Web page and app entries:
◇ ◇ ◇

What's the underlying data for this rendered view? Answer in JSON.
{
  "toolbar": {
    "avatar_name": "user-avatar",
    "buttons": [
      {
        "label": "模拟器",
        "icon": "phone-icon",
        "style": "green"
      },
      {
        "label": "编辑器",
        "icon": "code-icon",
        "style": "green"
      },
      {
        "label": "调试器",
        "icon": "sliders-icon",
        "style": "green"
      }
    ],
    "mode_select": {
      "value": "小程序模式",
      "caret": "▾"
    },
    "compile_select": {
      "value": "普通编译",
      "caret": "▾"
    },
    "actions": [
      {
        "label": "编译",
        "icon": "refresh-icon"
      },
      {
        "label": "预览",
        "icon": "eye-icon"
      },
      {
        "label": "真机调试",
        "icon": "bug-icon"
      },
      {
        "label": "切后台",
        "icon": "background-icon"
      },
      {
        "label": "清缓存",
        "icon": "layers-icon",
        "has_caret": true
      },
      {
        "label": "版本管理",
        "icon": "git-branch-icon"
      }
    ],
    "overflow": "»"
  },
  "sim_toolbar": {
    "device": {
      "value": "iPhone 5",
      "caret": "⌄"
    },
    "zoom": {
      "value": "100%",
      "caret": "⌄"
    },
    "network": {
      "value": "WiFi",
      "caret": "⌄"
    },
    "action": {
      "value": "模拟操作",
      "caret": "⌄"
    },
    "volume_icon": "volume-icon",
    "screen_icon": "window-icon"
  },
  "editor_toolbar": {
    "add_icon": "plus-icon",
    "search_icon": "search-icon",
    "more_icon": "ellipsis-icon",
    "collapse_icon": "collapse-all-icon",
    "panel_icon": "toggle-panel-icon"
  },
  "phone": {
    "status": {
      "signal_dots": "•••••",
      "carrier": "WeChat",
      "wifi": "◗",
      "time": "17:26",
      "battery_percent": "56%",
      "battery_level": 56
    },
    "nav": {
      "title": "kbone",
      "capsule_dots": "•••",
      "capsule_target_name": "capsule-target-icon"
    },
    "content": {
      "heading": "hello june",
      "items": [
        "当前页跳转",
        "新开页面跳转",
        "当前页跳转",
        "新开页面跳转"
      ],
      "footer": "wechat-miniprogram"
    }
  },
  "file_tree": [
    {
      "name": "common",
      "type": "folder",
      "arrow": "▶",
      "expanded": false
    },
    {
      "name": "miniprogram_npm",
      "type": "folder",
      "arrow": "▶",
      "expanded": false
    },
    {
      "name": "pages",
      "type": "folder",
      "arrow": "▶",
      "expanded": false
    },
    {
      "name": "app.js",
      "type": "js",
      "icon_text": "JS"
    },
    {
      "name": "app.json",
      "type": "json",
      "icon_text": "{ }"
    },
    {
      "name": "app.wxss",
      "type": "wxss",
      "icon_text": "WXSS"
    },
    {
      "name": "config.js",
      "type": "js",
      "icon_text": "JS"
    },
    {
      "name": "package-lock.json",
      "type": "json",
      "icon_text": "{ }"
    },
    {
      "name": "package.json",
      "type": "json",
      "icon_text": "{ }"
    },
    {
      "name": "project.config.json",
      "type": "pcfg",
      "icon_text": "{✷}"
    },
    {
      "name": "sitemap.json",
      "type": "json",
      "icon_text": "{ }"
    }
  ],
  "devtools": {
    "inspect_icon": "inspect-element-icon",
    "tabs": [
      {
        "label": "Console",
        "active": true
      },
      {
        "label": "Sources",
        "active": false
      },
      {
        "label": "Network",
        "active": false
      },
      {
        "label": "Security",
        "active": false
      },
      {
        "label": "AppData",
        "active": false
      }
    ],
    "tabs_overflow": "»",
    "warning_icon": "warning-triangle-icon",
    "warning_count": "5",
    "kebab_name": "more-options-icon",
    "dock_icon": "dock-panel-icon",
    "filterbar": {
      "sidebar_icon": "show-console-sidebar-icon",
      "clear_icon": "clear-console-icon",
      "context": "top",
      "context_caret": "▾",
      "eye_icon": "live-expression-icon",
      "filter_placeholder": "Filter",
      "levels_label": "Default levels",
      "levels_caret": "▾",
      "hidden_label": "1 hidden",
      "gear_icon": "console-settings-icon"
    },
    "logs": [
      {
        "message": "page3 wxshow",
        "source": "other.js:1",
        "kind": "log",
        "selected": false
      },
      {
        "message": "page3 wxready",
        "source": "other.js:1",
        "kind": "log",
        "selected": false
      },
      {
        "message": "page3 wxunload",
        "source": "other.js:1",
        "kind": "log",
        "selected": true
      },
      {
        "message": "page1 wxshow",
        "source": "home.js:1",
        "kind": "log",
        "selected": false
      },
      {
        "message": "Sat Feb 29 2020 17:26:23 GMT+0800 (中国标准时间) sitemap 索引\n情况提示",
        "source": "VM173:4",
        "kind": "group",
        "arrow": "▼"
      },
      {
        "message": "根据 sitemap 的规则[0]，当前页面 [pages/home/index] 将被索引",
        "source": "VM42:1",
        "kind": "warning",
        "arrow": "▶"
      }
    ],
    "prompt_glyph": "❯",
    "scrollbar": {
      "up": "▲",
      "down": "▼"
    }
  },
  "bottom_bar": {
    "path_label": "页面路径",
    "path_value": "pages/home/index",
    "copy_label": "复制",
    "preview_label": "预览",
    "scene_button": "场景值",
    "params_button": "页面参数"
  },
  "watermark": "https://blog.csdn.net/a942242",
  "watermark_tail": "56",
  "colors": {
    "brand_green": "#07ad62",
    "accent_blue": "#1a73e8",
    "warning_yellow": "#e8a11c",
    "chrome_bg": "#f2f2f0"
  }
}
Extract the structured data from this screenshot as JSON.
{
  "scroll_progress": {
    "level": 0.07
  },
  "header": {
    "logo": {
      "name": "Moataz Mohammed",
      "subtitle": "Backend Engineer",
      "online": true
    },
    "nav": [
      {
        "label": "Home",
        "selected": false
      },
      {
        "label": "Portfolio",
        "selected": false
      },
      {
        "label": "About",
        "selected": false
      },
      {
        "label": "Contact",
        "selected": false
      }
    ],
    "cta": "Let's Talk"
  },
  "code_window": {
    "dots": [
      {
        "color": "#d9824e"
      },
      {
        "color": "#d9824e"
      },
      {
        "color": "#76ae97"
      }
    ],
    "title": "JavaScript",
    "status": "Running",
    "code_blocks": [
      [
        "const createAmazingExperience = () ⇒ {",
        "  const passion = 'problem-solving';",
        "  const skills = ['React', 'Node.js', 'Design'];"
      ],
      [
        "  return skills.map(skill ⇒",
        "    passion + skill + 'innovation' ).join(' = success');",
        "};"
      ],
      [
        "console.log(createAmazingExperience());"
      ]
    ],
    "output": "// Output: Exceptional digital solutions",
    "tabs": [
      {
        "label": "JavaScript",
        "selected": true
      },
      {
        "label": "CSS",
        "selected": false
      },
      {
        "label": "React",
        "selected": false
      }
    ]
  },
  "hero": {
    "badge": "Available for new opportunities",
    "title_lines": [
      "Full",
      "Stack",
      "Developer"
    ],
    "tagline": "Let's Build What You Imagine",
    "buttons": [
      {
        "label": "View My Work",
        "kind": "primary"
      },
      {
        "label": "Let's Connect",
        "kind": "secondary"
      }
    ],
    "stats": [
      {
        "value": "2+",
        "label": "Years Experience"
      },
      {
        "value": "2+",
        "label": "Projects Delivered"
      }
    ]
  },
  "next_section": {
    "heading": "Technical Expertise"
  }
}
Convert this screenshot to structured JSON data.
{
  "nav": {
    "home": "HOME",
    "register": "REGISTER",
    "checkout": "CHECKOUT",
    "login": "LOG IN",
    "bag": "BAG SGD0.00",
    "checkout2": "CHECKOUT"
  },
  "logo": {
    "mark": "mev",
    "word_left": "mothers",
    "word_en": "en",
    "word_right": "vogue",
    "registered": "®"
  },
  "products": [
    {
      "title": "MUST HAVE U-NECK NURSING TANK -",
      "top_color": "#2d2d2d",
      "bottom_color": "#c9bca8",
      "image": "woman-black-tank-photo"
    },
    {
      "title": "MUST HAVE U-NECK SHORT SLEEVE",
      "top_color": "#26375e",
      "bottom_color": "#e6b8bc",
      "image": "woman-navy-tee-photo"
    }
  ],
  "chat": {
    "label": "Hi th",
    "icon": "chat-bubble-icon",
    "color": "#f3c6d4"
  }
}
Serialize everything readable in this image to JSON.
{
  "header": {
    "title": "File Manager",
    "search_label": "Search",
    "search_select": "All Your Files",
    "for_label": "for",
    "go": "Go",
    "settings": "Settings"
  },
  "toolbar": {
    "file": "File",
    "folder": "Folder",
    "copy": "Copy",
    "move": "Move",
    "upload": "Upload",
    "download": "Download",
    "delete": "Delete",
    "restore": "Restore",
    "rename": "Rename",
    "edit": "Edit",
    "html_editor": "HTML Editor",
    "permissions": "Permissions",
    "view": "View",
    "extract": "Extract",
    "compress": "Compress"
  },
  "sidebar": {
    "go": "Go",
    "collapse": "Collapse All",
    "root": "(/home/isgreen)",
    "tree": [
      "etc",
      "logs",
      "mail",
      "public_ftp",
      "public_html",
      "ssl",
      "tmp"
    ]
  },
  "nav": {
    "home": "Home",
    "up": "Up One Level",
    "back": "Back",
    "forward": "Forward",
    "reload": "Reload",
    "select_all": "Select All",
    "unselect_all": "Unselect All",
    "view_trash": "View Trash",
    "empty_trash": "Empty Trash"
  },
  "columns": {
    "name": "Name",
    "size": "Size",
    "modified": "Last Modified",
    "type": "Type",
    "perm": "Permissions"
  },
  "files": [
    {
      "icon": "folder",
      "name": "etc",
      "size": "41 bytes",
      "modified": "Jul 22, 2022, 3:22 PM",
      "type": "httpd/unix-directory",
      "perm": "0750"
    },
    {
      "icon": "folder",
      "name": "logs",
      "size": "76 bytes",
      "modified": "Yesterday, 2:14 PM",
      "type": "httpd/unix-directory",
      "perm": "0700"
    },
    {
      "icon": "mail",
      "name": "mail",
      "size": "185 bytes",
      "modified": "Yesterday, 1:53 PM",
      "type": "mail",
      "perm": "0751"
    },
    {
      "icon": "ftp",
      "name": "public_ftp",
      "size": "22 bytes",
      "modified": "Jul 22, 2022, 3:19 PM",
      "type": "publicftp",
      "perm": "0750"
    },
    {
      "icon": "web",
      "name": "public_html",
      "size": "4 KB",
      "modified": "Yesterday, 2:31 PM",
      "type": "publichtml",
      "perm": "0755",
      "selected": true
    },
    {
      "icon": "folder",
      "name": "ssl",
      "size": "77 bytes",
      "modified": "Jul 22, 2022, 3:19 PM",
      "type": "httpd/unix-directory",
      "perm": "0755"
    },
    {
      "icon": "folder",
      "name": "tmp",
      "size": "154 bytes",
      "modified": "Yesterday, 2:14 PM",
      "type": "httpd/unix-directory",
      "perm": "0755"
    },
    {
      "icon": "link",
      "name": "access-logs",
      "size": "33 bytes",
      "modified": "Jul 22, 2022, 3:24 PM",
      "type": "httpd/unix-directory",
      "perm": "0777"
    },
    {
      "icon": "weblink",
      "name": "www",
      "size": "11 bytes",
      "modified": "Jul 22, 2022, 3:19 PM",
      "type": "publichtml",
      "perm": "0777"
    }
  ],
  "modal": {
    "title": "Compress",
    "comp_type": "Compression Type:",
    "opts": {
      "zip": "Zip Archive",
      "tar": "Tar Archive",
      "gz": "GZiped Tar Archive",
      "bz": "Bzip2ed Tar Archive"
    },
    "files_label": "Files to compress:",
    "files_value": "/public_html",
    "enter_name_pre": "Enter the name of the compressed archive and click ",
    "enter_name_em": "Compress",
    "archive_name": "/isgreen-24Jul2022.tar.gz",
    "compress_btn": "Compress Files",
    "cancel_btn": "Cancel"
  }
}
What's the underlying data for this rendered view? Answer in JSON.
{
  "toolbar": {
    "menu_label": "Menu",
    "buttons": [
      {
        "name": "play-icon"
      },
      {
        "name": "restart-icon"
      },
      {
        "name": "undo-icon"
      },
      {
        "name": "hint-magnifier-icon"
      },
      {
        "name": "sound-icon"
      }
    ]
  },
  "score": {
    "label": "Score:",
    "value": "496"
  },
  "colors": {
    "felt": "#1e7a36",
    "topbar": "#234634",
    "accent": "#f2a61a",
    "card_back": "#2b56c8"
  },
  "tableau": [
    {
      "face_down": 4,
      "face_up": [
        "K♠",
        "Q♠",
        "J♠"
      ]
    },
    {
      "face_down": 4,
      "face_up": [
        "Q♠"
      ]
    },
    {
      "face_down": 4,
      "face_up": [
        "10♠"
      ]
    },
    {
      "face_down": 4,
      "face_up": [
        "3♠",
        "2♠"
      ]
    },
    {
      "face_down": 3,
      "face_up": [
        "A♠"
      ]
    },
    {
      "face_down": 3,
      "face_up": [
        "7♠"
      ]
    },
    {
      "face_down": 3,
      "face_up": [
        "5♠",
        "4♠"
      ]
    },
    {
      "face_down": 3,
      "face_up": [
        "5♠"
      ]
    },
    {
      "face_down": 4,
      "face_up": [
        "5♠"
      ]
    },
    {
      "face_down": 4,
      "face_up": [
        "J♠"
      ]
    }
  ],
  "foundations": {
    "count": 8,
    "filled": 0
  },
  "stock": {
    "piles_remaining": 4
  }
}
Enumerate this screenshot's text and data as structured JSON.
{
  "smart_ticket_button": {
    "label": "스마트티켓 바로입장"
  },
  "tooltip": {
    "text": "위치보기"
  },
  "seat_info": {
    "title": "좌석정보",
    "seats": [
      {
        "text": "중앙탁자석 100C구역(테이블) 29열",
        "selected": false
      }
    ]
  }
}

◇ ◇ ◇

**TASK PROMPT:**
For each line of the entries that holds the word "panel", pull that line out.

**SOLUTION TO THIS EXERCISE:**
    "panel_icon": "toggle-panel-icon"
    "dock_icon": "dock-panel-icon",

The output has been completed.